▸ **PROBLEM REQUIREMENTS**
Every record shown below should be duplicated exactly.

Excerpts from an interface dataset
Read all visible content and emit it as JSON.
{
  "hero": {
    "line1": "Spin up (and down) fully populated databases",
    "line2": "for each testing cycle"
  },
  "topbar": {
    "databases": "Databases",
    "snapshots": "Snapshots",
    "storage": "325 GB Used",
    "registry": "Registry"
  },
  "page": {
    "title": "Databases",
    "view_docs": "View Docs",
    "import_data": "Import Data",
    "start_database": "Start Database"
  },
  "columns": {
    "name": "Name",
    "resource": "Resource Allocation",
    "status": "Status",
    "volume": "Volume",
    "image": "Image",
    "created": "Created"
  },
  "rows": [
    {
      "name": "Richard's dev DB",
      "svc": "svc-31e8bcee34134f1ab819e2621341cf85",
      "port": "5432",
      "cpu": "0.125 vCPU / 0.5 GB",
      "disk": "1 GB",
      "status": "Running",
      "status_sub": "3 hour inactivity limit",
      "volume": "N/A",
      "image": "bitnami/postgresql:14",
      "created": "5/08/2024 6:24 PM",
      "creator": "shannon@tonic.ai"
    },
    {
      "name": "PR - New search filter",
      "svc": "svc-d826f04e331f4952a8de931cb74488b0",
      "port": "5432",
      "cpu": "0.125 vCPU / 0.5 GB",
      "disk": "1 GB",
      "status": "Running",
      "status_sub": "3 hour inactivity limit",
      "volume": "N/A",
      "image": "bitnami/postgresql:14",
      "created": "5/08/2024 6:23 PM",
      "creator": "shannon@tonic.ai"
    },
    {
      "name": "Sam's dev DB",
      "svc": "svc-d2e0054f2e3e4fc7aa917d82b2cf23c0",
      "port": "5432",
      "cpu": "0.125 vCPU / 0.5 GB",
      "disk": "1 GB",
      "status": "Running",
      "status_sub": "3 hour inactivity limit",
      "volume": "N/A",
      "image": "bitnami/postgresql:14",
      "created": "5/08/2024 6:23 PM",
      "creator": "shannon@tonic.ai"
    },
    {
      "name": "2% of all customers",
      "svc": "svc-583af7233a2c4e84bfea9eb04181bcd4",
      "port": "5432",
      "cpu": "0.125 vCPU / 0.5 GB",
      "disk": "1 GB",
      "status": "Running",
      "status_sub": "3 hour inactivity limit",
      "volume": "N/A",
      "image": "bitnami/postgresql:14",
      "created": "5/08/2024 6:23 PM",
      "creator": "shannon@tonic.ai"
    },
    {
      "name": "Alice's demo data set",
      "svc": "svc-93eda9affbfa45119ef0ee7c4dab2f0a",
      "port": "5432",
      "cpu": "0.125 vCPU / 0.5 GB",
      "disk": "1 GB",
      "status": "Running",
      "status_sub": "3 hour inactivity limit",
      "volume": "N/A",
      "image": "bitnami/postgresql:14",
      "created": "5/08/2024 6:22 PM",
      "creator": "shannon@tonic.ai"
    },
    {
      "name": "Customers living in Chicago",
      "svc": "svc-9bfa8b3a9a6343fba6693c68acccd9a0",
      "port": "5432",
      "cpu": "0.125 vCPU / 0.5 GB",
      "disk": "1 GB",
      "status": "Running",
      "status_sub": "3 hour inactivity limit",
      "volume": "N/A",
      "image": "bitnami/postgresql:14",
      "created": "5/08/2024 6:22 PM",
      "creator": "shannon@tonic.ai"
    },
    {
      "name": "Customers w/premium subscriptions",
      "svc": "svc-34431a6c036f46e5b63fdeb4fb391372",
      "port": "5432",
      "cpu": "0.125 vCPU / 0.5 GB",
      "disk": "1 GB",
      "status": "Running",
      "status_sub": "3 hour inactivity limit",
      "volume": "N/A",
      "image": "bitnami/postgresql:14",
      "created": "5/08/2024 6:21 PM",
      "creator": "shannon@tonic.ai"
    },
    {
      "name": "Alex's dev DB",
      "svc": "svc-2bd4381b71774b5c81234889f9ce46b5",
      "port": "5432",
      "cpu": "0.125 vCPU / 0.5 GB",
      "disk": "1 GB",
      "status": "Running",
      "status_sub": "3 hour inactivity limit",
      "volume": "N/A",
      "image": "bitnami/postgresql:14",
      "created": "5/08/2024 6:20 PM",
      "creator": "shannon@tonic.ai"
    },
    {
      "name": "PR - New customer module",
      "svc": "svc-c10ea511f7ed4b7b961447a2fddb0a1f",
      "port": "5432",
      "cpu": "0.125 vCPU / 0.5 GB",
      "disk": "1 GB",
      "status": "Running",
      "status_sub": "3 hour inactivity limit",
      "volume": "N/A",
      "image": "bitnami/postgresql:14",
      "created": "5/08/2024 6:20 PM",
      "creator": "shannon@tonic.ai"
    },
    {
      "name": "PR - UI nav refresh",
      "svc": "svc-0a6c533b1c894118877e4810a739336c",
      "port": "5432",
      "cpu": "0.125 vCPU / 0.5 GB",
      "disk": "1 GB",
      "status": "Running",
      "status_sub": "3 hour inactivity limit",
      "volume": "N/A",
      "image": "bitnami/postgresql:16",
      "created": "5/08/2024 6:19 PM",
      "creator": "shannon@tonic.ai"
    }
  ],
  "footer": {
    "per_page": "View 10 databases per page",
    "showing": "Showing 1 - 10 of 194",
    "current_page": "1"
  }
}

▸ **RESULT BELOW**
Read all visible content and emit it as JSON.
{
  "hero": {
    "line1": "Spin up (and down) fully populated databases",
    "line2": "for each testing cycle"
  },
  "topbar": {
    "databases": "Databases",
    "snapshots": "Snapshots",
    "storage": "325 GB Used",
    "registry": "Registry"
  },
  "page": {
    "title": "Databases",
    "view_docs": "View Docs",
    "import_data": "Import Data",
    "start_database": "Start Database"
  },
  "columns": {
    "name": "Name",
    "resource": "Resource Allocation",
    "status": "Status",
    "volume": "Volume",
    "image": "Image",
    "created": "Created"
  },
  "rows": [
    {
      "name": "Richard's dev DB",
      "svc": "svc-31e8bcee34134f1ab819e2621341cf85",
      "port": "5432",
      "cpu": "0.125 vCPU / 0.5 GB",
      "disk": "1 GB",
      "status": "Running",
      "status_sub": "3 hour inactivity limit",
      "volume": "N/A",
      "image": "bitnami/postgresql:14",
      "created": "5/08/2024 6:24 PM",
      "creator": "shannon@tonic.ai"
    },
    {
      "name": "PR - New search filter",
      "svc": "svc-d826f04e331f4952a8de931cb74488b0",
      "port": "5432",
      "cpu": "0.125 vCPU / 0.5 GB",
      "disk": "1 GB",
      "status": "Running",
      "status_sub": "3 hour inactivity limit",
      "volume": "N/A",
      "image": "bitnami/postgresql:14",
      "created": "5/08/2024 6:23 PM",
      "creator": "shannon@tonic.ai"
    },
    {
      "name": "Sam's dev DB",
      "svc": "svc-d2e0054f2e3e4fc7aa917d82b2cf23c0",
      "port": "5432",
      "cpu": "0.125 vCPU / 0.5 GB",
      "disk": "1 GB",
      "status": "Running",
      "status_sub": "3 hour inactivity limit",
      "volume": "N/A",
      "image": "bitnami/postgresql:14",
      "created": "5/08/2024 6:23 PM",
      "creator": "shannon@tonic.ai"
    },
    {
      "name": "2% of all customers",
      "svc": "svc-583af7233a2c4e84bfea9eb04181bcd4",
      "port": "5432",
      "cpu": "0.125 vCPU / 0.5 GB",
      "disk": "1 GB",
      "status": "Running",
      "status_sub": "3 hour inactivity limit",
      "volume": "N/A",
      "image": "bitnami/postgresql:14",
      "created": "5/08/2024 6:23 PM",
      "creator": "shannon@tonic.ai"
    },
    {
      "name": "Alice's demo data set",
      "svc": "svc-93eda9affbfa45119ef0ee7c4dab2f0a",
      "port": "5432",
      "cpu": "0.125 vCPU / 0.5 GB",
      "disk": "1 GB",
      "status": "Running",
      "status_sub": "3 hour inactivity limit",
      "volume": "N/A",
      "image": "bitnami/postgresql:14",
      "created": "5/08/2024 6:22 PM",
      "creator": "shannon@tonic.ai"
    },
    {
      "name": "Customers living in Chicago",
      "svc": "svc-9bfa8b3a9a6343fba6693c68acccd9a0",
      "port": "5432",
      "cpu": "0.125 vCPU / 0.5 GB",
      "disk": "1 GB",
      "status": "Running",
      "status_sub": "3 hour inactivity limit",
      "volume": "N/A",
      "image": "bitnami/postgresql:14",
      "created": "5/08/2024 6:22 PM",
      "creator": "shannon@tonic.ai"
    },
    {
      "name": "Customers w/premium subscriptions",
      "svc": "svc-34431a6c036f46e5b63fdeb4fb391372",
      "port": "5432",
      "cpu": "0.125 vCPU / 0.5 GB",
      "disk": "1 GB",
      "status": "Running",
      "status_sub": "3 hour inactivity limit",
      "volume": "N/A",
      "image": "bitnami/postgresql:14",
      "created": "5/08/2024 6:21 PM",
      "creator": "shannon@tonic.ai"
    },
    {
      "name": "Alex's dev DB",
      "svc": "svc-2bd4381b71774b5c81234889f9ce46b5",
      "port": "5432",
      "cpu": "0.125 vCPU / 0.5 GB",
      "disk": "1 GB",
      "status": "Running",
      "status_sub": "3 hour inactivity limit",
      "volume": "N/A",
      "image": "bitnami/postgresql:14",
      "created": "5/08/2024 6:20 PM",
      "creator": "shannon@tonic.ai"
    },
    {
      "name": "PR - New customer module",
      "svc": "svc-c10ea511f7ed4b7b961447a2fddb0a1f",
      "port": "5432",
      "cpu": "0.125 vCPU / 0.5 GB",
      "disk": "1 GB",
      "status": "Running",
      "status_sub": "3 hour inactivity limit",
      "volume": "N/A",
      "image": "bitnami/postgresql:14",
      "created": "5/08/2024 6:20 PM",
      "creator": "shannon@tonic.ai"
    },
    {
      "name": "PR - UI nav refresh",
      "svc": "svc-0a6c533b1c894118877e4810a739336c",
      "port": "5432",
      "cpu": "0.125 vCPU / 0.5 GB",
      "disk": "1 GB",
      "status": "Running",
      "status_sub": "3 hour inactivity limit",
      "volume": "N/A",
      "image": "bitnami/postgresql:16",
      "created": "5/08/2024 6:19 PM",
      "creator": "shannon@tonic.ai"
    }
  ],
  "footer": {
    "per_page": "View 10 databases per page",
    "showing": "Showing 1 - 10 of 194",
    "current_page": "1"
  }
}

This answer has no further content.